If you’re planning a wedding and are deeply concerned that as the bride, you will not be the center of attention as you down the aisle, you may want to consider adding a performance element to the whole undertaking. Why have every eye in the room on you when you can have every ear on you, too? Arianna Pflederer faced that exact conundrum at her wedding last year, and the video of her singing Carrie Underwood’s “Look At Me” to her groom at the altar has blown up overnight. Yikes. She couldn’t have a picked a song with literally any other name?

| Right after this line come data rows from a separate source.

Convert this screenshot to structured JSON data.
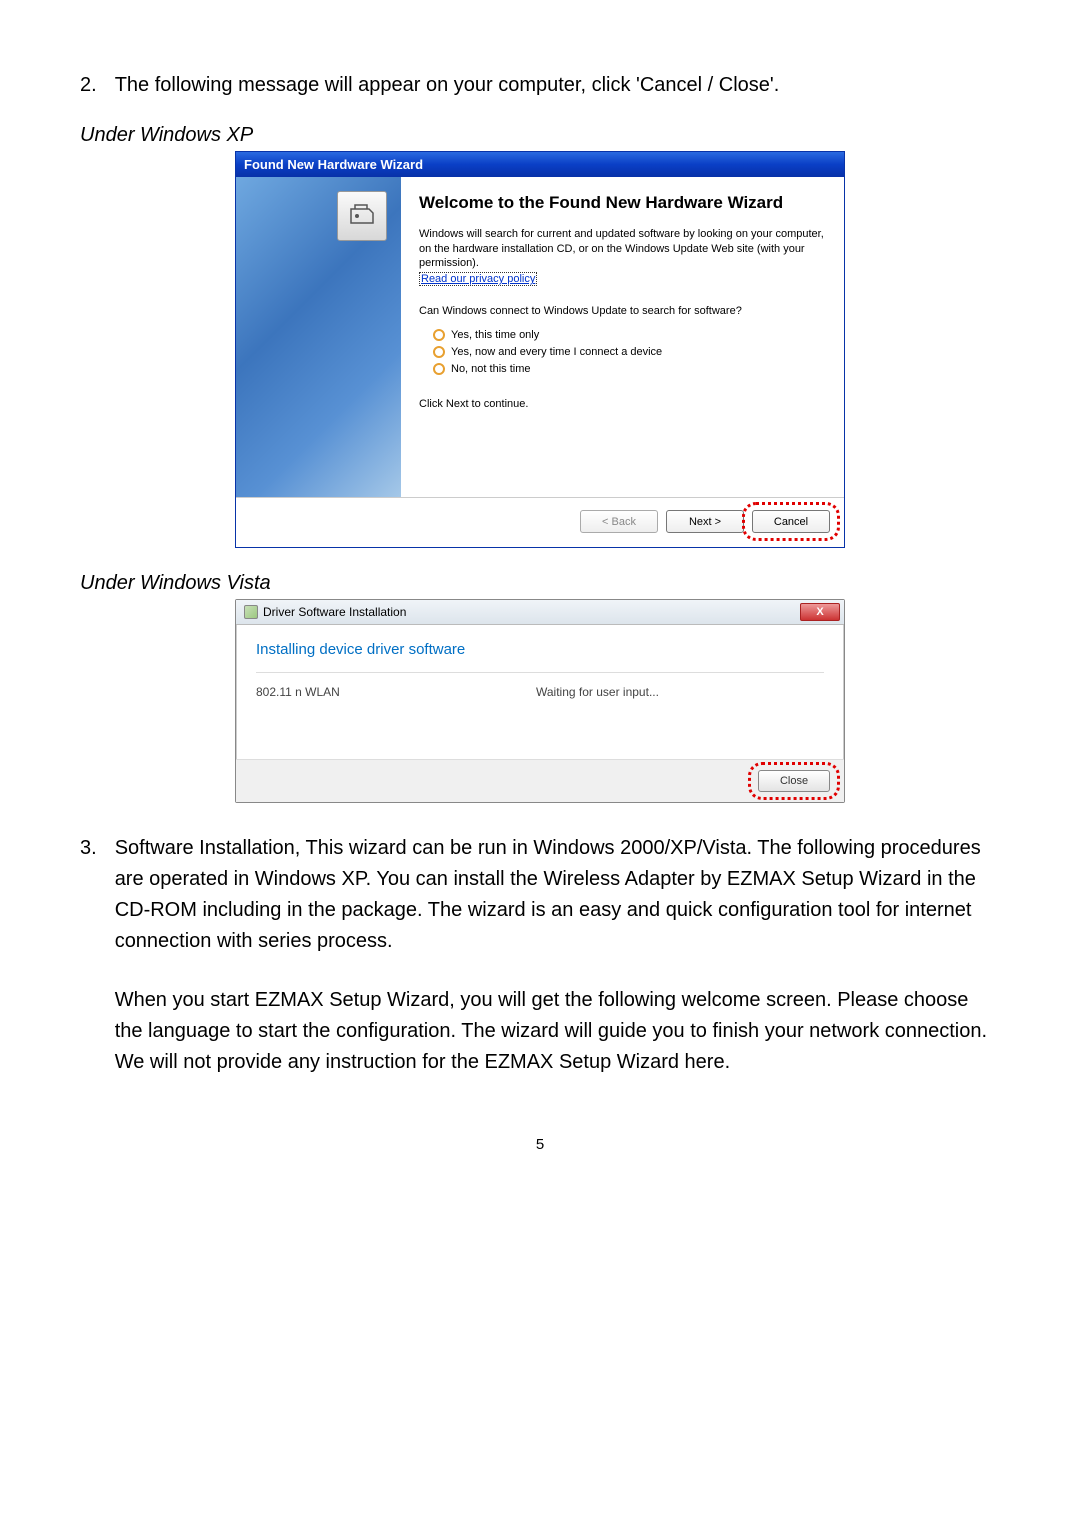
{
  "item2": {
    "num": "2.",
    "text": "The following message will appear on your computer, click 'Cancel / Close'."
  },
  "xp_label": "Under Windows XP",
  "xp_dialog": {
    "title": "Found New Hardware Wizard",
    "heading": "Welcome to the Found New Hardware Wizard",
    "para1": "Windows will search for current and updated software by looking on your computer, on the hardware installation CD, or on the Windows Update Web site (with your permission).",
    "link": "Read our privacy policy",
    "question": "Can Windows connect to Windows Update to search for software?",
    "radio1": "Yes, this time only",
    "radio2": "Yes, now and every time I connect a device",
    "radio3": "No, not this time",
    "continue": "Click Next to continue.",
    "back": "< Back",
    "next": "Next >",
    "cancel": "Cancel"
  },
  "vista_label": "Under Windows Vista",
  "vista_dialog": {
    "title": "Driver Software Installation",
    "heading": "Installing device driver software",
    "device": "802.11 n WLAN",
    "status": "Waiting for user input...",
    "close_x": "X",
    "close": "Close"
  },
  "item3": {
    "num": "3.",
    "para1": "Software Installation, This wizard can be run in Windows 2000/XP/Vista. The following procedures are operated in Windows XP. You can install the Wireless Adapter by EZMAX Setup Wizard in the CD-ROM including in the package. The wizard is an easy and quick configuration tool for internet connection with series process.",
    "para2": "When you start EZMAX Setup Wizard, you will get the following welcome screen. Please choose the language to start the configuration. The wizard will guide you to finish your network connection. We will not provide any instruction for the EZMAX Setup Wizard here."
  },
  "page_num": "5"
}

Following what was apparently a family tradition, Pflederer stood at the beginning of the aisle, sang the song in its entirety, made everyone cry, and then got married. While some wrong people are heralding this as an amazing dedication of love, it’s making the faces of rational people sting with discomfort. Sure, call me a spinster, a crone, bitter, or my personal favorite, in need of getting laid, but I just can’t get behind this type of thing. Yes, it’s their wedding and inexplicably they didn’t invite me to it, but what does this say about weddings nowadays?
Weddings suck. Best case scenario, the couple goes out of their way to defray the massive cost of attending and throw one hell of an amazing party and you get to happily celebrate two people in love. But are we really at the point where being the center of attention in that capacity isn’t enough? When did it start being okay to have song and dance numbers (I fault that “Dance Forever” down the aisle video as the instigator of this trend)?

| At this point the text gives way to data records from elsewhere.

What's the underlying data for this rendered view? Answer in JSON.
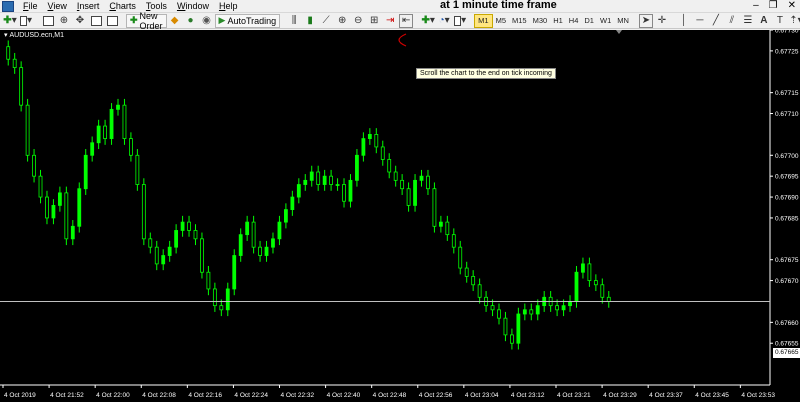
{
  "menu": {
    "items": [
      "File",
      "View",
      "Insert",
      "Charts",
      "Tools",
      "Window",
      "Help"
    ],
    "title_overlay": "at 1 minute time frame"
  },
  "toolbar": {
    "new_order": "New Order",
    "autotrading": "AutoTrading",
    "timeframes": [
      "M1",
      "M5",
      "M15",
      "M30",
      "H1",
      "H4",
      "D1",
      "W1",
      "MN"
    ],
    "active_timeframe": "M1"
  },
  "chart": {
    "symbol_label": "AUDUSD.ecn,M1",
    "tooltip": "Scroll the chart to the end on tick incoming",
    "current_price": "0.67665",
    "colors": {
      "background": "#000000",
      "bull": "#00ff00",
      "bear": "#ffffff",
      "axis": "#ffffff",
      "bid_line": "#c0c0c0"
    }
  },
  "chart_data": {
    "type": "candlestick",
    "ylim": [
      0.67645,
      0.6773
    ],
    "y_ticks": [
      "0.67730",
      "0.67725",
      "0.67715",
      "0.67710",
      "0.67700",
      "0.67695",
      "0.67690",
      "0.67685",
      "0.67675",
      "0.67670",
      "0.67660",
      "0.67655"
    ],
    "x_ticks": [
      "4 Oct 2019",
      "4 Oct 21:52",
      "4 Oct 22:00",
      "4 Oct 22:08",
      "4 Oct 22:16",
      "4 Oct 22:24",
      "4 Oct 22:32",
      "4 Oct 22:40",
      "4 Oct 22:48",
      "4 Oct 22:56",
      "4 Oct 23:04",
      "4 Oct 23:12",
      "4 Oct 23:21",
      "4 Oct 23:29",
      "4 Oct 23:37",
      "4 Oct 23:45",
      "4 Oct 23:53"
    ],
    "bid": 0.67665,
    "closes": [
      0.67723,
      0.67721,
      0.67712,
      0.677,
      0.67695,
      0.6769,
      0.67685,
      0.67688,
      0.67691,
      0.6768,
      0.67683,
      0.67692,
      0.677,
      0.67703,
      0.67707,
      0.67704,
      0.67711,
      0.67712,
      0.67704,
      0.677,
      0.67693,
      0.6768,
      0.67678,
      0.67674,
      0.67676,
      0.67678,
      0.67682,
      0.67684,
      0.67682,
      0.6768,
      0.67672,
      0.67668,
      0.67664,
      0.67663,
      0.67668,
      0.67676,
      0.67681,
      0.67684,
      0.67678,
      0.67676,
      0.67678,
      0.6768,
      0.67684,
      0.67687,
      0.6769,
      0.67693,
      0.67694,
      0.67696,
      0.67693,
      0.67695,
      0.67693,
      0.67693,
      0.67689,
      0.67694,
      0.677,
      0.67704,
      0.67705,
      0.67702,
      0.67699,
      0.67696,
      0.67694,
      0.67692,
      0.67688,
      0.67694,
      0.67695,
      0.67692,
      0.67683,
      0.67684,
      0.67681,
      0.67678,
      0.67673,
      0.67671,
      0.67669,
      0.67666,
      0.67664,
      0.67663,
      0.67661,
      0.67657,
      0.67655,
      0.67662,
      0.67663,
      0.67662,
      0.67664,
      0.67666,
      0.67664,
      0.67663,
      0.67664,
      0.67665,
      0.67672,
      0.67674,
      0.6767,
      0.67669,
      0.67666,
      0.67665
    ],
    "opens": [
      0.67726,
      0.67723,
      0.67721,
      0.67712,
      0.677,
      0.67695,
      0.6769,
      0.67685,
      0.67688,
      0.67691,
      0.6768,
      0.67683,
      0.67692,
      0.677,
      0.67703,
      0.67707,
      0.67704,
      0.67711,
      0.67712,
      0.67704,
      0.677,
      0.67693,
      0.6768,
      0.67678,
      0.67674,
      0.67676,
      0.67678,
      0.67682,
      0.67684,
      0.67682,
      0.6768,
      0.67672,
      0.67668,
      0.67664,
      0.67663,
      0.67668,
      0.67676,
      0.67681,
      0.67684,
      0.67678,
      0.67676,
      0.67678,
      0.6768,
      0.67684,
      0.67687,
      0.6769,
      0.67693,
      0.67694,
      0.67696,
      0.67693,
      0.67695,
      0.67693,
      0.67693,
      0.67689,
      0.67694,
      0.677,
      0.67704,
      0.67705,
      0.67702,
      0.67699,
      0.67696,
      0.67694,
      0.67692,
      0.67688,
      0.67694,
      0.67695,
      0.67692,
      0.67683,
      0.67684,
      0.67681,
      0.67678,
      0.67673,
      0.67671,
      0.67669,
      0.67666,
      0.67664,
      0.67663,
      0.67661,
      0.67657,
      0.67655,
      0.67662,
      0.67663,
      0.67662,
      0.67664,
      0.67666,
      0.67664,
      0.67663,
      0.67664,
      0.67665,
      0.67672,
      0.67674,
      0.6767,
      0.67669,
      0.67666
    ]
  }
}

Okay. It’s your wedding–do what you want. To be fair, she has an excellent voice and is a talented performer. But can we for a second try to think analytically about why everyone is flipping out about this? Why are we encouraging this behavior? Weddings are about couples getting married, making commitments, and celebrating with their community–I don’t understand why the goal has become MOAR ATTENTION NOW. It’s great to see a confident woman owning her talent with poise, but there’s a difference between speaking up and demanding that the world listen and beating a dead horse.
Photo: Youtube // [h/t Huffington Post]